There are many things that I expected to see in Boston, the famous Liberty Bell, the Washington Monument, a host of Celtics jerseys. Strangely enough, beside the jerseys, none of that other “patriotic” stuff was there. Our hosts calmly explained to me that those things are located in other cities, I think one of them was Atlanta, I don’t remember, but I still enjoyed some of the patriotic sites that we did see, like a bronze sculpture of ducks (which was being sorely abused by an army of three year-olds) and a veritable host of soldiers in His Majesty’s Dragoons, or something. I was confused; really, I thought we won the war. Apparently, nobody in Boston was told. Does that make Tom Scholz and Brad Delp the founders of a British band? Do they have more in common with The Who and Pink Floyd than .38 Special (WARNING: link plays "music") and Toto? But, I digress.

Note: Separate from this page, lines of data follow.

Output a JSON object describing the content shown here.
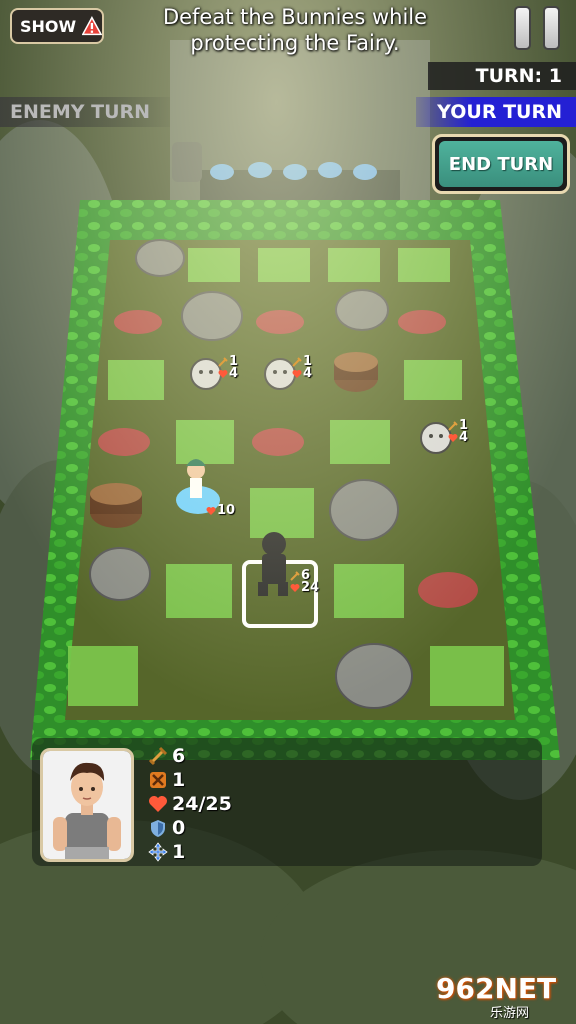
{
  "hud": {
    "show_label": "SHOW",
    "objective_line1": "Defeat the Bunnies while",
    "objective_line2": "protecting the Fairy.",
    "turn_label": "TURN: 1",
    "enemy_turn_label": "ENEMY TURN",
    "your_turn_label": "YOUR TURN",
    "end_turn_label": "END TURN"
  },
  "units": [
    {
      "name": "bunny",
      "attack": "1",
      "health": "4"
    },
    {
      "name": "bunny",
      "attack": "1",
      "health": "4"
    },
    {
      "name": "bunny",
      "attack": "1",
      "health": "4"
    },
    {
      "name": "fairy",
      "health": "10"
    },
    {
      "name": "hero",
      "attack": "6",
      "health": "24"
    }
  ],
  "selected_unit": {
    "attack": "6",
    "range": "1",
    "health": "24/25",
    "defense": "0",
    "movement": "1"
  },
  "watermark": {
    "main": "962NET",
    "sub": "乐游网"
  },
  "colors": {
    "your_turn_bg": "#2420d4",
    "end_turn_bg": "#4fb29c",
    "attack_icon": "#e0a040",
    "health_icon": "#ff5a3a",
    "defense_icon": "#7fb0e0",
    "movement_icon": "#3a7fe8"
  }
}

What I loved about our trip, aside from the company (both the expected and unexpected kind), was that we enjoyed such a range of experiences. We went to some lovely restaurants, where Monkey and I enjoyed plenty of (but not exclusively) seafood. We miss our seafood out here in the middle of the giant North American continent. We sometimes brave a fish dinner, but not often. It just isn’t the same as having it on the coast. For instance, at our first dinner, at a groovy South End place called the Beehive (where I had my recent smooth jazz experience corrected by the trio that played while we ate), I had a scallop dish that was so fresh and tasty that I nearly cried. It was so nice to have that kind of dining experience.

We also enjoyed Boston’s Museum of Fine Arts (for free—hooray for Friday!) and an exquisite sculpture garden, the de Cordova, where my highlight was Steven Seigel’s “Big with Rift,” which consists of newspaper and whatever happens to come along and grow on it. I give it no justice in the description, but I told Monkey that if I lived nearby, I would visit that piece everyday.

A visit to nearby Walden Pond was also part of the itinerary. The weather held just long enough for us to make our way around the shore to see the site of Thoreau's cabin, to watch a young man release a pretty big fish, and to overhear snippets of every conversation being had. Water is quite a carrier of sound!

While we did experience a wide range of historical, cultural, and gustatory delights, we did not enjoy any musicals. I believe someone did propose we try to get tickets to West Side Story, which was playing nearby. Lucky for everyone, we decided not to.

On the fourth, we headed to the venerable Fenway Park to watch the Red Sox play the Toronto Blue Jays. There were a number of Blue Jay fans there. I think they came south from Canada, although it is possible they are simply part of the Boston population that still thinks they are British subjects. I don’t know what Canada’s status is vis a vis the Crown, but I think they are still more closely aligned than Boston is supposed to be. At any rate, the result of the ball game was favorable to the home crowd (the Red Sox lost—God Save the Queen).

After the game, we had another great dinner near MIT (I think my arctic char raised my IQ five to ten points), and then walked to a nearby bridge to watch the fireworks over the harbor. The evening’s show was great, despite the occasional T train that blocked our view momentarily. It did confuse me, however, when one of the nearby spectators told his son that the fireworks were to signal the Queen that all was still well in her most loyal of colonies. I thought to correct this historical misunderstanding, but the child’s beaming face in the glow of the rosettes and showers of flaming metal through which he waved his Union Jack was so precious, I thought, “Who am I to interfere?”

We walked home along with a mass of people who literally filled the streets. It made me wish we could just get rid of cars altogether, so that everyday bikes and shoes could ride and wander wherever they desired without fear of being run down, backed into, or blasted in the face with exhaust. This is a dream that may never be realized, but, even as it was suggested that this is what the zombie apocalypse might look like, I continued in my reverie undaunted.

And what did this fabulous trip to Boston leave me with? What is my final thought? I have learned that I love Boston, the city, far more than I hate Boston, the band. Rock on!